When I was writing about my pain with OSX reinstallation I had also idea to write a list of tools that I’m using and that I really like (or even love). So let’s do this !

This time I’m going to list CLI tools.

Command Line Tools installed with homebrew

“Homebrew installs the stuff you need that Apple didn’t.” In general this is package manager. I like it because I don’t have to install packages with root privileges.

autojump

I have more then 50 repositories cloned to my ~/Projects directory so using cd is a bit painfull. With autojump I can change directory even when I remember part of the path. autojump screenshot

htop

I know there is a activity monitor app but I really like htop and it looks cool with colors, options to sort or even see tree of threads. htop screenshot

icdiff

The best diff tool I know. I’m using it always before I commit something (with this simple bash script). I’m using icdiff also as my git difftool:

[difftool]
    prompt = false
[difftool "icdiff"]
    cmd = icdiff $LOCAL $REMOTE | less -R

icdiff screenshot

ncdu

If you’re like me sometimes you’re trying to figure out “why the hell all my disk space is gon”. Instead of using paid tools like daisydisk I’m using this free, open and awesome tool

ncdu screenshot

jq

Pretty print json files.

jq screenshot

pngquant

When I’m adding screenshots (like in this post) then I’m using pngquant. It can really crunch image size without much quality loss (hell, I can’t even see the quality difference)

ncdu screenshot

nano

Yup I’m one of those people that are not using vi/vim. And to install newest nano you have to add homebrew/dupes with brew tap homebrew/dupes

nano screenshot

mobile-shell

I’m using this to connect with my personal servers. I’m still using IRC and my connection at home is a bit flaky lately. Now I know that I lost connection to my server (and irssi) and the connection is reestablished right after the internet is back.

mobile-shell screenshot

tmux-cssh and/or csshx

When I want to check something on multiple servers I’m just using one of those tools. Depends if I want to have multiple windows or all in one window.

bash with bash-completion2

Yes I’m using bash and I like it, also OSX by default is comming with 3.2 and one of first things I do is upgrade bash with brew to newest version

git with git-extras and git-number

I’m a programmer and I really like git

multitail

Tail multiple files with nice ncurses windows.

chromedriver with selenium-server-standalone

I’m using this to locally run tests from behat/behave. Or just to run my project to now how much faster sites are without ads.

Command Line Tools installed manually from pkg/dmg

vagrant

Every project I’m starting is tested and run within debian stable. To create this environment I’m using virtualbox and to automate this I’m using vagrant. It’s just easier for me to do vagrant up and have once configured OS running.

vagrant screenshot

packer

I’m using this tool to create custom boxes to use with vagrant. It’s easier to create box with already installed databases cause installing it once when creating box is much simpler and faster then installing it with
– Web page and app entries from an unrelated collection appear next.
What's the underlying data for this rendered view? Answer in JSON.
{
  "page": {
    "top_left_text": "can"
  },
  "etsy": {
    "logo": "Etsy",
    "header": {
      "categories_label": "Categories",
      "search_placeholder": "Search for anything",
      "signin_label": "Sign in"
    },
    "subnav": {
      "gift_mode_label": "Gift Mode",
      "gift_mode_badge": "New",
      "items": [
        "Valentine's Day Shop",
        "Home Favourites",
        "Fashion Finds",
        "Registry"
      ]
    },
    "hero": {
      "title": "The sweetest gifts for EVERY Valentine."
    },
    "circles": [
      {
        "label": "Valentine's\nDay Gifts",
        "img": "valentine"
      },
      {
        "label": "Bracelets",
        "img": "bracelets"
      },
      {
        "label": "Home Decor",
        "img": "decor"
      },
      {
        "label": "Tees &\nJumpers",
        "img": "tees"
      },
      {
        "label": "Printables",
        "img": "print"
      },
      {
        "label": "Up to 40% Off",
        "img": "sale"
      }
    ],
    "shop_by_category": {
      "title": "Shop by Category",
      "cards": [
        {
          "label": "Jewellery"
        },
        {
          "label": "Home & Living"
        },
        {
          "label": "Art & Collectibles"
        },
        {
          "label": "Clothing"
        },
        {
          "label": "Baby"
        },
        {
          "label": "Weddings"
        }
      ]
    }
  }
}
Command Line Tools installed with npm

Npm is installed with nodejs which I’m installing with homebrew.

tldr

I don’t like to search man pages all the time, this tool gives me all I need to know from man in shorter version (especially often used tldr ln)

tldr screenshot

Command Line Tools installed with pip

Pip can be installed with python or with easy_install. I’m always installing newest python version from homebrew.

HTTPie

The quote from the website is saying everything: “HTTPie (pronounced aitch-tee-tee-pie) is a command line HTTP client. Its goal is to make CLI interaction with web services as human-friendly as possible.”

httpie screenshot